12 Dec 10 Spanish Christmas Foods to Serve at Your Holiday Feast
When the holiday season rolls around in Spain, it’s time for the very best of Spanish cuisine to make an appearance on every table across the country. Especially on Christmas Eve and Christmas Day, Spanish families plan big, elaborate meals featuring seasonal favorites. If you’re planning your own holiday feast, here are some Spanish Christmas foods that your guests won’t be able to get enough of!
Before any big holiday meal, there’s always a generous tapas spread as appetizers. While there are many possibilities, here are some favorites.
Jamón ibérico is the crown jewel of Spanish cuisine, so it’s no surprise that it’s one of the Spanish Christmas foods that everyone reaches for first. It’s a holiday tradition to buy a ham leg to slice off bits of salty goodness during Christmas, New Years, and 3 Kings Day. It’s the perfect way to start off any meal, but don’t fill up too quick!
To accompany jamón, there are always a few wedges of salty Spanish cheese on the table. Manchego is a favorite, of course, but there is a whole world of Spanish cheese to explore. In general, Spaniards just can’t get enough of strong, aged cheese made from goat, sheep, or cow milk.
Next up on the list are juicy prawns. Gambas a la plancha are very easy to make and go very fast at any holiday party. These prawns are cooked in a skillet with olive oil, lemon juice, and sea salt until tender and ready to eat.

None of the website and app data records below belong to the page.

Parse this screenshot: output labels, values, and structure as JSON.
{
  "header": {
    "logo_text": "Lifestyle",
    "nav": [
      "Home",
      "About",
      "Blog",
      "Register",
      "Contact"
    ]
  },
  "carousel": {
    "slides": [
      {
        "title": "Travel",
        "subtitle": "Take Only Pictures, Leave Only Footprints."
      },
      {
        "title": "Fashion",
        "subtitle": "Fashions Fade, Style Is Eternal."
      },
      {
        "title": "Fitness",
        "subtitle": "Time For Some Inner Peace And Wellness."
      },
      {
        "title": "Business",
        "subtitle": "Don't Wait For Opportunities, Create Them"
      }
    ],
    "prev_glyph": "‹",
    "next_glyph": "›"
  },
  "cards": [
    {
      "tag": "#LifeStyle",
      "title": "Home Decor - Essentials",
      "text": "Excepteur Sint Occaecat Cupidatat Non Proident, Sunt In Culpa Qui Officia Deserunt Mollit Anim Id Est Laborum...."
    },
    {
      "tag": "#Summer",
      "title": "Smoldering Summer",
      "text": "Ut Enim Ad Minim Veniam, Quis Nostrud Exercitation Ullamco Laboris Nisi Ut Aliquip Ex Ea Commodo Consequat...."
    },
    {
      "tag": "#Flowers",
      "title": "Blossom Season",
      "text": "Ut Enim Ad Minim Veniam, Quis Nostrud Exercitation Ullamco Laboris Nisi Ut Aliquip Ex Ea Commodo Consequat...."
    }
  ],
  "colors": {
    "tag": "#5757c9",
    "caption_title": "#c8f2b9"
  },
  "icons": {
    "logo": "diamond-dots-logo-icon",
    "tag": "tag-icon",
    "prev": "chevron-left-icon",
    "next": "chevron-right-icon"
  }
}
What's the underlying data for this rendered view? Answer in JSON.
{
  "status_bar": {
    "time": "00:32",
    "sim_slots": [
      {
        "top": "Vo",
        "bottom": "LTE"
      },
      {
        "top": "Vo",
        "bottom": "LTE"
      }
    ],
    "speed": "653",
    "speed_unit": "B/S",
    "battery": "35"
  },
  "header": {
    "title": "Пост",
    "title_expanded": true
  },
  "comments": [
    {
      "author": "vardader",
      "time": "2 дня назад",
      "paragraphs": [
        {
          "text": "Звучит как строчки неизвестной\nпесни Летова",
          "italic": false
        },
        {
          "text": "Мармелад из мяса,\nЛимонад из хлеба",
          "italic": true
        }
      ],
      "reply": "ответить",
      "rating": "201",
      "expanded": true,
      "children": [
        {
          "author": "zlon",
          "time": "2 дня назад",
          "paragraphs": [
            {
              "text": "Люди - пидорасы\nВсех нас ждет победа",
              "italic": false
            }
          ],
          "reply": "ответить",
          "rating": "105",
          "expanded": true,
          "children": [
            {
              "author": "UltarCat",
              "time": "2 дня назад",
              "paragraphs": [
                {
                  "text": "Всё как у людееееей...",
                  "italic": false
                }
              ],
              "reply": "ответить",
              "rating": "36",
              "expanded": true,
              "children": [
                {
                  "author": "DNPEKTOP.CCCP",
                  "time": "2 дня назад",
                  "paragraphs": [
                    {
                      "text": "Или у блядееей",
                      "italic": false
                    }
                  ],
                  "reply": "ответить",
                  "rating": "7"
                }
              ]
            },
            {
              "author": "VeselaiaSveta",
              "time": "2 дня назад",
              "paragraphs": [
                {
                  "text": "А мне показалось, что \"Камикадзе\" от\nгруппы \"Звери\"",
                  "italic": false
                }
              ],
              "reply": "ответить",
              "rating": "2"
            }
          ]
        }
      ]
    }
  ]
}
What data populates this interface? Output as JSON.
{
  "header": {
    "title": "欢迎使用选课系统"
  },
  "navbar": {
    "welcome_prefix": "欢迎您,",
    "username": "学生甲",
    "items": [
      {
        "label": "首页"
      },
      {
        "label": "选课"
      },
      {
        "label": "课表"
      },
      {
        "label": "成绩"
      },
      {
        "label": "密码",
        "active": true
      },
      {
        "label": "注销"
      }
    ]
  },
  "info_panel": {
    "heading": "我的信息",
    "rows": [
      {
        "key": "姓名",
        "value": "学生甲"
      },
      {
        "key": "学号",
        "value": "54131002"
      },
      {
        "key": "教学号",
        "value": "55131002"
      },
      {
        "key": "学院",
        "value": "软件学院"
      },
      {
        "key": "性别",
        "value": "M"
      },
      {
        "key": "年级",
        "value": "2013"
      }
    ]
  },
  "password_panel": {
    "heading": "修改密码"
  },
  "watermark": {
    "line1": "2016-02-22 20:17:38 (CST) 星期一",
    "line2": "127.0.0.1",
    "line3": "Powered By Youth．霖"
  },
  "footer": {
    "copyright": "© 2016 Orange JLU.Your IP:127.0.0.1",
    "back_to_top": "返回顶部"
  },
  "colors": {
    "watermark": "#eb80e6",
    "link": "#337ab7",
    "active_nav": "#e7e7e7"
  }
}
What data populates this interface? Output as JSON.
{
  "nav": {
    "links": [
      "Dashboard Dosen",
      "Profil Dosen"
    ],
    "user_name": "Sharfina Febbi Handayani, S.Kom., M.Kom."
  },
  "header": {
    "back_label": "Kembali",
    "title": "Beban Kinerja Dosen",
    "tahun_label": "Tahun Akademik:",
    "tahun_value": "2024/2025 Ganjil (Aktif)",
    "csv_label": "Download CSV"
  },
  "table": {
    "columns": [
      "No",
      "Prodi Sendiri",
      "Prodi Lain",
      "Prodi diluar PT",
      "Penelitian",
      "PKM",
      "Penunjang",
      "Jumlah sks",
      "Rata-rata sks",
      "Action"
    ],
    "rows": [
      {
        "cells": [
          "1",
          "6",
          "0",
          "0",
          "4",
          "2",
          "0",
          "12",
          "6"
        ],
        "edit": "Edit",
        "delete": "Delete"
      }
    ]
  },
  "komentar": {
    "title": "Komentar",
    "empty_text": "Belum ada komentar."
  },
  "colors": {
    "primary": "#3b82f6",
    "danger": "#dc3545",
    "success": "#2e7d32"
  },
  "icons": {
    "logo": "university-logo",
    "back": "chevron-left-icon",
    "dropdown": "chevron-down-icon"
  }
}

While this is a must when it comes to Spanish Christmas foods, they are also very popular during New Years parties as well.
The beauty of Spanish omelette is that it tastes delicious any time, any place. It’s a staple in Spanish cuisine that can be for any meal, morning or night, and is quite versatile when it comes to finding a recipe that suits your palate. At a holiday party, the Spanish omelette is usually cut up into bite-size chunks that can be picked up with a toothpick. This is comfort food at its finest, and only the appetizer course!
The first course is lighter than the second, and usually includes a soup or salad.
Sopa de galets
Moving past the tapas and into the first course is a Catalan specialty, sopa de galets. Galets are special noodles for Christmastime that look like a hollow shell. Ground meat is stuffed inside, so it’s essentially like having a little meatball inside noodley goodness. The galets are cooked in a savory broth made from veggies and different kinds of meats. Even though it’s a soup, it hits the spot and will warm you up on a cold, winter night.
To help lighten up a meal, the enslada mixta saves the day! A simple salad of greens, tomatoes, corn, onions, and tuna, this classic salad brings some veggies to an otherwise heavy meal. As its a holiday, some salads might be even more refined, consisting of avocado, smoked salmon, and nuts. Whatever you prefer, a nice, light salad helps to break up a heavy meal.
Spaniards love their proteins, so the second course most usually includes meat or fish.
Spaniards love fish and regularly incorporate it into their daily diet. One recipe that is among the favorite Spanish Christmas foods is dorada a la sal, sea bream baked in a layer of salt. It’s simple and easy to make, and tastes rich and delicious without being too heavy. It’s perfect if you’re looking for something tasty and on the healthier side.
As Christmas comes but once a year, so do the special dishes like roasted lamb or goat. As these cuts of meat are usually quite expensive and more laborious to prepare, they are usually reserved for holidays like Christmas Day or New Years Day. Oven-roasted with fresh herbs, this tender meat doesn’t need too much to bring out its natural flavors.
And if you’ve still got room, it’s time for dessert! Here are some of the favorite Spanish Christmas foods for all the sweets lovers out there.
Spanish turrón, or nougat, comes in a multitude of flavors and varieties. They can be hard or soft, contain nuts or dried fruits, and range in sweetness. This sweet treat is a staple during the dessert or coffee hour during the holiday season. Turrónes also make for a great gift or something to bring to a dinner party, as they are always a crowd-pleaser.
Polvorones are another holiday special, a dusty, crumbly cookie native to Andalucía. The most traditional recipe results in a rich almond cookie that is sweet without being too much so, and has a unique texture. Today, polvorones come in many flavors, like cinnamon, chocolate, and lemon, just to name a few.
Come join Food Lover Tour any time of the year to indulge in all of our favorite Spanish foods!